fr en es pt
Contact the author rss astronoo

How stars work, explanation for children

How stars work, explanation for children

Image: Comparative sizes of some super giant stars like Antares, Betelgeuse, Rigel, Aldebaran and some white dwarfs like Arcturus, Pollux, Sirius or the Sun.

How stars work, explanation for children

Stars are large balls of hot, bright gas that shine in the night sky. They are made up mainly of hydrogen and helium, the two most abundant gases in the universe.

Stars form from clouds of gas and dust in space. Gravity pulls gas and dust toward the center of the cloud, creating a dense area called a protostar.

As the protostar continues to build up, it becomes hotter and denser, until the hydrogen atoms begin to fuse together to form helium. This fusion creates an immense amount of energy that produces light and heat, making the star bright and hot.

Once a star is born, it begins to shine for millions or even billions of years. A star's lifespan depends on its size: smaller ones, like red dwarfs, can shine for trillions of years, while larger ones, like supergiants, only live for a few million years.

At the end of its life, a star can explode into a supernova or turn into a white dwarf or a black hole, but this depends on its mass and age.

So that's how stars work in a nutshell for kids!

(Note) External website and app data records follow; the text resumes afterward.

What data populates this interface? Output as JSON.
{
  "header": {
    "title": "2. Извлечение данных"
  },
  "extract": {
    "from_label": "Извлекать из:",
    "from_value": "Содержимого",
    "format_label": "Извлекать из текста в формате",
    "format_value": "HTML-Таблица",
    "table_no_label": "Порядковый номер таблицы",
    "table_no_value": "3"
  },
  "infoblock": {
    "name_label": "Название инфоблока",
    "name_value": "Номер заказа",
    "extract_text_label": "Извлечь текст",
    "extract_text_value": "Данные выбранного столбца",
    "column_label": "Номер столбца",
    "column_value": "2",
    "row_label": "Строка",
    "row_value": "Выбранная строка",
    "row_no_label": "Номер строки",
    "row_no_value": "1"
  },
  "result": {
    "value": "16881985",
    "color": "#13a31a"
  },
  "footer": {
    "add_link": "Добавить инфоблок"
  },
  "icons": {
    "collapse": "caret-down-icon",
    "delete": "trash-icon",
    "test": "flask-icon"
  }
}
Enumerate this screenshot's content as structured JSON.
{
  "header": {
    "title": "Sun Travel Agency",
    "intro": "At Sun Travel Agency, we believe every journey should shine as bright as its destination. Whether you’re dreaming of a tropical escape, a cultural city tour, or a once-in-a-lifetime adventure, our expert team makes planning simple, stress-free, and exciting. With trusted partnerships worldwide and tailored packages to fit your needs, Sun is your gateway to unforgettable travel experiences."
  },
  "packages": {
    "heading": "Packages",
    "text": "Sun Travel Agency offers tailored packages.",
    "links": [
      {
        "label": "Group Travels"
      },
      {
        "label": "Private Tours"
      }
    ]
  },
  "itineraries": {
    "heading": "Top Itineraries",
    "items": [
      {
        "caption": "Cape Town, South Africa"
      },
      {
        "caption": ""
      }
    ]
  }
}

1997 © − Astronomy, Astrophysics, Evolution and Ecology.
"The data available on this site may be used provided that the source is duly acknowledged."